Year of fee payment: 8
Sep 17, 2007FPAYFee payment
Year of fee payment: 4
Aug 27, 2001ASAssignment
Owner name: MICRON TECHNOLOGY, INC., IDAHO
Free format text: ASSIGNMENT OF ASSIGNORS INTEREST;ASSIGNOR:COLLINS, DALE W.;REEL/FRAME:012117/0670
Effective date: 20010822
Owner name: MICRON TECHNOLOGY, INC. 8000 S. FEDERAL WAYBOISE,

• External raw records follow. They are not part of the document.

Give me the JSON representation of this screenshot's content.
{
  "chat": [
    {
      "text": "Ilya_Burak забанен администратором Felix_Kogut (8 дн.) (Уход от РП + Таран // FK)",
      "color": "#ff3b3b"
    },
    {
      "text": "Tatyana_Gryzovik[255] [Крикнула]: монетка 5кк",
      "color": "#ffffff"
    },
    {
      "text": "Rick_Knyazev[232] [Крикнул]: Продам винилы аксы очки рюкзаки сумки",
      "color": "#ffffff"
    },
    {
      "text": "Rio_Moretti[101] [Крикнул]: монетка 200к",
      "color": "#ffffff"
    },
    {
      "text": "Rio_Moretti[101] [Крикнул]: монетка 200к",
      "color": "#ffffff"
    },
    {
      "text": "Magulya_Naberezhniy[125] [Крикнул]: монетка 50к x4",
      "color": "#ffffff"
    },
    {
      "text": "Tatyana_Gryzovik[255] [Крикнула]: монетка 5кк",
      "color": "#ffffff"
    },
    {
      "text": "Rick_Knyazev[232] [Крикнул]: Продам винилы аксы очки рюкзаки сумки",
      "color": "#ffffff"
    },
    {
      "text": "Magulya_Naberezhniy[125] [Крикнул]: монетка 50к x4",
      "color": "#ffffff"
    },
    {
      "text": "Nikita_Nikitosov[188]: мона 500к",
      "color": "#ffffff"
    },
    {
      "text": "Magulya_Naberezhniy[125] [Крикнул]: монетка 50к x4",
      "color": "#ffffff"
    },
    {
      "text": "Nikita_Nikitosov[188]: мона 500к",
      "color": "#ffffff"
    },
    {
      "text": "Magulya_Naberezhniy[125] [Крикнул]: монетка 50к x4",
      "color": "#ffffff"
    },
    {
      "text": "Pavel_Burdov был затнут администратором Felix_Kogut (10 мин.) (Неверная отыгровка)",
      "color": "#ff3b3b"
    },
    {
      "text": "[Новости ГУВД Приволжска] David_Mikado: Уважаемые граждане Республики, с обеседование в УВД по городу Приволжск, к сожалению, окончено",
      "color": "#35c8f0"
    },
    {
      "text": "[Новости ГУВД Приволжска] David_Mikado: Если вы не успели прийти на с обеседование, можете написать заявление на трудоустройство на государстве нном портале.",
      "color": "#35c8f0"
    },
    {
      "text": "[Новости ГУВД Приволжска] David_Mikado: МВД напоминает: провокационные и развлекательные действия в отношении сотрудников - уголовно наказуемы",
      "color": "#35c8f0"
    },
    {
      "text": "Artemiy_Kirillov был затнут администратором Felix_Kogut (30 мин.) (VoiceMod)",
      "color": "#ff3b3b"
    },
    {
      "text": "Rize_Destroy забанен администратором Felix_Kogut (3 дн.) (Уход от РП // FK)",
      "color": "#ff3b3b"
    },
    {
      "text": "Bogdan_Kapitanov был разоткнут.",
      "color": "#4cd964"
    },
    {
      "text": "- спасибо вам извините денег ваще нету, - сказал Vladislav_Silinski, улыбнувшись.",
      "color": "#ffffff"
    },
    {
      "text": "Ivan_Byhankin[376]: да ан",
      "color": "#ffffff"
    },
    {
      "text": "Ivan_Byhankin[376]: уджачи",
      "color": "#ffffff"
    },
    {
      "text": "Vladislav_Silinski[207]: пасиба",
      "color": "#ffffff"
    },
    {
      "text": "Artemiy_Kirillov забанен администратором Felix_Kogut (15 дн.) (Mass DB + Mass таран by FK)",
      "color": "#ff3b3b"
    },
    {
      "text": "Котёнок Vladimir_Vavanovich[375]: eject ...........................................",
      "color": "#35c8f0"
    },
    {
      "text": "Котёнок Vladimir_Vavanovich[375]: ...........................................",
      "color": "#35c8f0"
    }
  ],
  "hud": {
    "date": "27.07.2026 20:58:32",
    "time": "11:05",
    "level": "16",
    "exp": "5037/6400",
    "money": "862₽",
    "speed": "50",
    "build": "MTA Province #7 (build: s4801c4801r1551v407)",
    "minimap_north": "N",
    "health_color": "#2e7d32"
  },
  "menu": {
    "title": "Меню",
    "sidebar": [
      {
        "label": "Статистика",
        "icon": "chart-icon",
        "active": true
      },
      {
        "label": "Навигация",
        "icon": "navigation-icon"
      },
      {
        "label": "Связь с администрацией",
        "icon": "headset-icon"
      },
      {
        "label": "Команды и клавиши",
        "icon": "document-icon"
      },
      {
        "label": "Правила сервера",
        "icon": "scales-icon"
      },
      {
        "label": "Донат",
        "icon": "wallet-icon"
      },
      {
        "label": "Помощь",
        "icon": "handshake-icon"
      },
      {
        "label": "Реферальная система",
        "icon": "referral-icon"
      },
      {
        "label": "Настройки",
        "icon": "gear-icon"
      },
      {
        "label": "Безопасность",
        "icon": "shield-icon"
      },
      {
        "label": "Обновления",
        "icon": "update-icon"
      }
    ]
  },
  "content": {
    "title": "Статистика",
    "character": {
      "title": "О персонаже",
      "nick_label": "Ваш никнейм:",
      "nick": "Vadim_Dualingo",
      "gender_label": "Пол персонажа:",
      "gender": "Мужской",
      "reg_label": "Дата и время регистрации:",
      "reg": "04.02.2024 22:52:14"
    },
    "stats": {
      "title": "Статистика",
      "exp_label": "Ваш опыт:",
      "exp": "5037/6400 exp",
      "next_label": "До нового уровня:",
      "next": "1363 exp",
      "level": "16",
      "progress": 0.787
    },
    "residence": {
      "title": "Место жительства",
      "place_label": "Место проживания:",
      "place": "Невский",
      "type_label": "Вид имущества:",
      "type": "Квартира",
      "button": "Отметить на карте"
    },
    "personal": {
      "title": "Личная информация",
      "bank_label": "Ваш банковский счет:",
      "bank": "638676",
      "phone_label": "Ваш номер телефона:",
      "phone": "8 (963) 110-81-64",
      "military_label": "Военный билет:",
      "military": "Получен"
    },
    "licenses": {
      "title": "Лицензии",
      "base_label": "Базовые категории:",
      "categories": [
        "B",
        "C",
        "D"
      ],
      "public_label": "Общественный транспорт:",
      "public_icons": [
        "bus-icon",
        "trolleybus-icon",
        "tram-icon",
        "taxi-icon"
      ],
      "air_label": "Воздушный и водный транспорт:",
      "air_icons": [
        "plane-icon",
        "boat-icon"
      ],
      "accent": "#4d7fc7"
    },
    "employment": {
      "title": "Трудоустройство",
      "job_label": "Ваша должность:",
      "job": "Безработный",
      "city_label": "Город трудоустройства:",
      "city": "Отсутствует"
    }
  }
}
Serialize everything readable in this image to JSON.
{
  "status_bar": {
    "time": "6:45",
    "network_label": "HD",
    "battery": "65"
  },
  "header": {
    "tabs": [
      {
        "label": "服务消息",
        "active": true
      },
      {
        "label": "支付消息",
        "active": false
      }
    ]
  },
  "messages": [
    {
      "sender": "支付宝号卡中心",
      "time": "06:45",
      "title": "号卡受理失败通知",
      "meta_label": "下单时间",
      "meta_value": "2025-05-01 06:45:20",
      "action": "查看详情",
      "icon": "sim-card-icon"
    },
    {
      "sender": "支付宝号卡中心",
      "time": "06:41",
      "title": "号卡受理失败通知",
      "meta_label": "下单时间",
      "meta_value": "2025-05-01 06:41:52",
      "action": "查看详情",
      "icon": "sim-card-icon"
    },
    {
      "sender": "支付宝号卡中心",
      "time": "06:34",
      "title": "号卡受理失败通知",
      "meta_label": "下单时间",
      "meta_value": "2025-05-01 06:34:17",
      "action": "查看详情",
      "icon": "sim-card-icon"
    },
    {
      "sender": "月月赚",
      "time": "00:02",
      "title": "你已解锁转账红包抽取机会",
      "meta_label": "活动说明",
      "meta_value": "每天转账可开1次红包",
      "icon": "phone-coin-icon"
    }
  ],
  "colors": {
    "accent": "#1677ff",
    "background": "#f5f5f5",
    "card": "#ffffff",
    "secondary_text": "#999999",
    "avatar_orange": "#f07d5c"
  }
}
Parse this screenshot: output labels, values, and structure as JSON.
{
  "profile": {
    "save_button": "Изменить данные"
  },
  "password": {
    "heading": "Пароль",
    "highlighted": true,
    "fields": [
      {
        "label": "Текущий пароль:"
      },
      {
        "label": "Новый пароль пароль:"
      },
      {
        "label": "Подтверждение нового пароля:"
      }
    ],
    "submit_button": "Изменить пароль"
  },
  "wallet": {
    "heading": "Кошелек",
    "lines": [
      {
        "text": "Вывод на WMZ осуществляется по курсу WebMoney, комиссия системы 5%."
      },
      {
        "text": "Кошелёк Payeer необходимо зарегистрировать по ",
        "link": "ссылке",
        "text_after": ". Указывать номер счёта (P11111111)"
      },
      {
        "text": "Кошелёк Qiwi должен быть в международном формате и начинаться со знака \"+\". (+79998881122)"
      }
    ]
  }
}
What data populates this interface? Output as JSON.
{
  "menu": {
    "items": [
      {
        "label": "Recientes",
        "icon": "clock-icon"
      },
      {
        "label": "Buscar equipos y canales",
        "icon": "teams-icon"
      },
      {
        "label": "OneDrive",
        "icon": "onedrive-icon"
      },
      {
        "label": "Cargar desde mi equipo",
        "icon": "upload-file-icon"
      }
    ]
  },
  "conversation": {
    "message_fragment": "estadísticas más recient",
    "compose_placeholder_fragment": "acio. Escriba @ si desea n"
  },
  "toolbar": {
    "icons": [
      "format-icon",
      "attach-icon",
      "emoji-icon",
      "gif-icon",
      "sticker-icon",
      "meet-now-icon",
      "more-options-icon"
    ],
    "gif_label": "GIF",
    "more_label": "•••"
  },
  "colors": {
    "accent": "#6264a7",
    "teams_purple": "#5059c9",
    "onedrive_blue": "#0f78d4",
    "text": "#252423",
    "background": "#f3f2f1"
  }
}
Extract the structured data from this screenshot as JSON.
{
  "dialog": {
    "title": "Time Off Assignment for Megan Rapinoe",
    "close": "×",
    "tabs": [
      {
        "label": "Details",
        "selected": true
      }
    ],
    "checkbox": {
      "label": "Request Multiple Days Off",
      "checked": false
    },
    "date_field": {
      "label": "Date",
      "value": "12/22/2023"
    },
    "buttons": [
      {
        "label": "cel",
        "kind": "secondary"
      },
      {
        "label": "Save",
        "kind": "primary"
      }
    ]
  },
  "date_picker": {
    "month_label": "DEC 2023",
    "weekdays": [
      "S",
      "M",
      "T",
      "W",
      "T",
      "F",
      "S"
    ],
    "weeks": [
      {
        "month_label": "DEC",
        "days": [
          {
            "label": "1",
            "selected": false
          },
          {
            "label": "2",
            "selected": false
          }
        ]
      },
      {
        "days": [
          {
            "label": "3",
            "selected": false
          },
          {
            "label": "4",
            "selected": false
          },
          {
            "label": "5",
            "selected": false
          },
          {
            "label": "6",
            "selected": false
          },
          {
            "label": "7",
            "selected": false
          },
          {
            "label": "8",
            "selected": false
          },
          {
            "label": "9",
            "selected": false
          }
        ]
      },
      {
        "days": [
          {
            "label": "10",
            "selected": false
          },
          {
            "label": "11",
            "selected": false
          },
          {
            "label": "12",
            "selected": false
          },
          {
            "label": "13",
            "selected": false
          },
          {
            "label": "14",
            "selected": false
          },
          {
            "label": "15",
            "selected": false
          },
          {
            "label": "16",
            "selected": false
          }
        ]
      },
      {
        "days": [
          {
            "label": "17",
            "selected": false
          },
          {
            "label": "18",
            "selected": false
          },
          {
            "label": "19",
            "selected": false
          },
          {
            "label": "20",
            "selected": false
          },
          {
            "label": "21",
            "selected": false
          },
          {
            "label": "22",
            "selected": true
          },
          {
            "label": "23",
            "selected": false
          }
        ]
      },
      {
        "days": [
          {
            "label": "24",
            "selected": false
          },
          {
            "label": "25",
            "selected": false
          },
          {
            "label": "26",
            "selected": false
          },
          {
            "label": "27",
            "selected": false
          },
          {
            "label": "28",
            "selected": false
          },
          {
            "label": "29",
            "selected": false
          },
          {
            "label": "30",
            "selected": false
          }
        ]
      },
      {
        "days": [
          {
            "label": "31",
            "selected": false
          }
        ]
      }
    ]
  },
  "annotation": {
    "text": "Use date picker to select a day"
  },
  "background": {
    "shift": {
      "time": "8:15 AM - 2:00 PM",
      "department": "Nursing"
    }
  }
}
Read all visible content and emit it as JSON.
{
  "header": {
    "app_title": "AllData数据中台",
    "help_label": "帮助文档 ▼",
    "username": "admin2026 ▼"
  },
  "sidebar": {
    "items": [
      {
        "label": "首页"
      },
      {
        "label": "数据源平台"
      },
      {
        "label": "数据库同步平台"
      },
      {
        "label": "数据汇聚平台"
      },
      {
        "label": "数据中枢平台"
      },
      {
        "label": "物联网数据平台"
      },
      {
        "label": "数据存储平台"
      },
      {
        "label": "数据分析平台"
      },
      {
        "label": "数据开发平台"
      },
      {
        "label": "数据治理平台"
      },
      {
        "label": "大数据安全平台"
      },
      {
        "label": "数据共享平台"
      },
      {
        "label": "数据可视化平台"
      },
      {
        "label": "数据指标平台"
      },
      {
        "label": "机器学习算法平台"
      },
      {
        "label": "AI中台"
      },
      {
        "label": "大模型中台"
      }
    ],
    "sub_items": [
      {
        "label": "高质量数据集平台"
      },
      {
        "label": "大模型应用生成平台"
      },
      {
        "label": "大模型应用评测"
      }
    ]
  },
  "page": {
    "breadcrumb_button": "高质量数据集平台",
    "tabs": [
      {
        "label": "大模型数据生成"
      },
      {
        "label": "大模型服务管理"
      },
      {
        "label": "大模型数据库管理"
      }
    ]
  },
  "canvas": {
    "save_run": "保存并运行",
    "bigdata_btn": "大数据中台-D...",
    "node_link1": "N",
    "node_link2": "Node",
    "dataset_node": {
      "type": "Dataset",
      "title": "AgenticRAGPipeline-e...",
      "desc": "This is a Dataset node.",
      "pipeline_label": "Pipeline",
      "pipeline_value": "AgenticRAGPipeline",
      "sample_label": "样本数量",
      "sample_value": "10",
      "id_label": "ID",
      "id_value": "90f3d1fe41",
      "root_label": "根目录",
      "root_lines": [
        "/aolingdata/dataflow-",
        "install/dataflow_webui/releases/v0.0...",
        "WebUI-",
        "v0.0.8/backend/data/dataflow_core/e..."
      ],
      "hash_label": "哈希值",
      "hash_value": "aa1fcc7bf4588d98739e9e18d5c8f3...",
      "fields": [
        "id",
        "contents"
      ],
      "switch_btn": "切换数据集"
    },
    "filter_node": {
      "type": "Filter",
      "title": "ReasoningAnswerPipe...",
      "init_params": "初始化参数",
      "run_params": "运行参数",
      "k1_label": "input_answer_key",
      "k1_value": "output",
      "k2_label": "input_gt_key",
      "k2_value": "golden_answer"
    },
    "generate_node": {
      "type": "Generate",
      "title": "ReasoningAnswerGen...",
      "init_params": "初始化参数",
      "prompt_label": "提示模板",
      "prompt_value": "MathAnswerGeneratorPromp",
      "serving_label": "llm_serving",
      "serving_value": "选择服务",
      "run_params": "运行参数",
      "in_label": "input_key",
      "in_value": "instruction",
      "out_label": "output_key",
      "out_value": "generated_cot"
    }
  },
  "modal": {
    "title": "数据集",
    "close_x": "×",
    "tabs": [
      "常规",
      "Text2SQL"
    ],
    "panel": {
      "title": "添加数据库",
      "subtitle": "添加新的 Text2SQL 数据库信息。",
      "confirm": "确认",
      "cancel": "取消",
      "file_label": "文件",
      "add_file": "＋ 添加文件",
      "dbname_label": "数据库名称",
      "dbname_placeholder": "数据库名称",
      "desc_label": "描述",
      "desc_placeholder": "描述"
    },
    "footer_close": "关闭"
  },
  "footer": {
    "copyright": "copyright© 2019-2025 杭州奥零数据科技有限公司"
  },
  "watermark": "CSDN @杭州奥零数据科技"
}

Free format text: ASSIGNMENT OF ASSIGNORS INTEREST;ASSIGNOR:COLLINS, DALE W. /AR;REEL/FRAME:012117/0670